Megan's customers love Yellowberry, and you can see their deep appreciation in messages they post to the company on Facebook, with comments like, "FANTASTIC bras for my girls. Just got our first order and we are thrilled. I'm thinking about hosting a trunk show to pass this wonderful product along to my friends," and pictures of girls enjoying wearing their Yellowberries (all taken from the back, which is the company's mission-aligned approach to taking photos of young girls in their bras, "standing behind them to support them as they take on the world"). This appreciation from her customers reaffirms her purpose and propels Megan; as she described in a Forbes interview in 2017, "One of my absolute favorite things is that we have a lot of people in our community who write incredibly heartfelt messages to us about their experience with Yellowberry and how their daughter feels now that she wears Yellowberry products. To this day, it's a really easy way for me to get teary. I respond personally to each and every one that I can, and I am forever grateful for not only their business but for their support in our mission." Megan realized that tapping into a community's shared purpose could help make her dream a reality.

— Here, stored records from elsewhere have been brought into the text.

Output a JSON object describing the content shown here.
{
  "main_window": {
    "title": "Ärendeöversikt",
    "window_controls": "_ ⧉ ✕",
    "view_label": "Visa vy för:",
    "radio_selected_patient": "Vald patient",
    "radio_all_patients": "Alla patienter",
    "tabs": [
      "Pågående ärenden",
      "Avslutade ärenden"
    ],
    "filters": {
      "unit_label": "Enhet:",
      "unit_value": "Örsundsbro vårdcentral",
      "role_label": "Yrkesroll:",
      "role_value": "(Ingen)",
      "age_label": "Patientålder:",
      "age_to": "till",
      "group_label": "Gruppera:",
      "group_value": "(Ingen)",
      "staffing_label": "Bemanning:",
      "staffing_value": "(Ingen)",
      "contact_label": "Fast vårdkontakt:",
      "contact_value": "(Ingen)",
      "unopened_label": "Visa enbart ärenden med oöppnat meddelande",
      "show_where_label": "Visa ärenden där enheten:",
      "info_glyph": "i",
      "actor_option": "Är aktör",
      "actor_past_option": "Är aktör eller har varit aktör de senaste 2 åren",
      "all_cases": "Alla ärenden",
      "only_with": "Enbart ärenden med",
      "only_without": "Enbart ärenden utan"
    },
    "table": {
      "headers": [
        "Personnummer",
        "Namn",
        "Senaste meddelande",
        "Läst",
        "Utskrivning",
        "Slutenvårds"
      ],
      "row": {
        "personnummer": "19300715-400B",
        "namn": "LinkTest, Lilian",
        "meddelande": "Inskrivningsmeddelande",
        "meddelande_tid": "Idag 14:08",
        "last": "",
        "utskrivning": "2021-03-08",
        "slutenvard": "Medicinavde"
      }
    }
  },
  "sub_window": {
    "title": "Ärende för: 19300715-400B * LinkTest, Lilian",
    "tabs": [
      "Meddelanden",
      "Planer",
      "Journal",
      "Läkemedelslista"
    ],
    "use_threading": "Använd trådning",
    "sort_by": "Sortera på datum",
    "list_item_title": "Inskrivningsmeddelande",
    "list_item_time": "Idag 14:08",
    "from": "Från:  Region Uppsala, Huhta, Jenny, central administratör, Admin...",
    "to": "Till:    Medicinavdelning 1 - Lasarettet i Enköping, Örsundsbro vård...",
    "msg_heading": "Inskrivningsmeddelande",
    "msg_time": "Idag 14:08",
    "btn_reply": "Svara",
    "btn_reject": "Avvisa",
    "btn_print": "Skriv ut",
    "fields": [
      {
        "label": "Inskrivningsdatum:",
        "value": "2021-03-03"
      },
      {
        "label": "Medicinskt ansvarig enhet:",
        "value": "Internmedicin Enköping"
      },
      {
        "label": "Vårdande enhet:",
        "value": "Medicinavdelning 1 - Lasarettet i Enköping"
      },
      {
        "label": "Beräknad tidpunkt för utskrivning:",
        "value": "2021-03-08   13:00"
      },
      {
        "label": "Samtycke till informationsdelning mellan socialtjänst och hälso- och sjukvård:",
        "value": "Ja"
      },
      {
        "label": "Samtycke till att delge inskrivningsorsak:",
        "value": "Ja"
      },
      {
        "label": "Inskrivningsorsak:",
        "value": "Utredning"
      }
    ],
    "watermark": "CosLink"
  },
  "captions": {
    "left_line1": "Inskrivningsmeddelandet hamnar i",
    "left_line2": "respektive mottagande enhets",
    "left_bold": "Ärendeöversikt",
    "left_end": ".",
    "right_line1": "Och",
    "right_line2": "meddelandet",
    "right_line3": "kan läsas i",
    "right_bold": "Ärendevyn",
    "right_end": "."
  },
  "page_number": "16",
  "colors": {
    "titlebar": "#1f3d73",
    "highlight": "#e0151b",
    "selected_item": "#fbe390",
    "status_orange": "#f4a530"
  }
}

The Leadership Thread
Why is it that Manal, Neil, and Megan succeeded when many other entrepreneurs and activists with equally noble goals failed? Is it because they were effective leaders with good ideas that came at the right time? Perhaps. But if you look closer, they all have one thing in common-what they did was start movements.
Copyright © 2018 by Jennifer Dulski. All rights reserved. No part of this excerpt may be reproduced or reprinted without permission in writing from the publisher.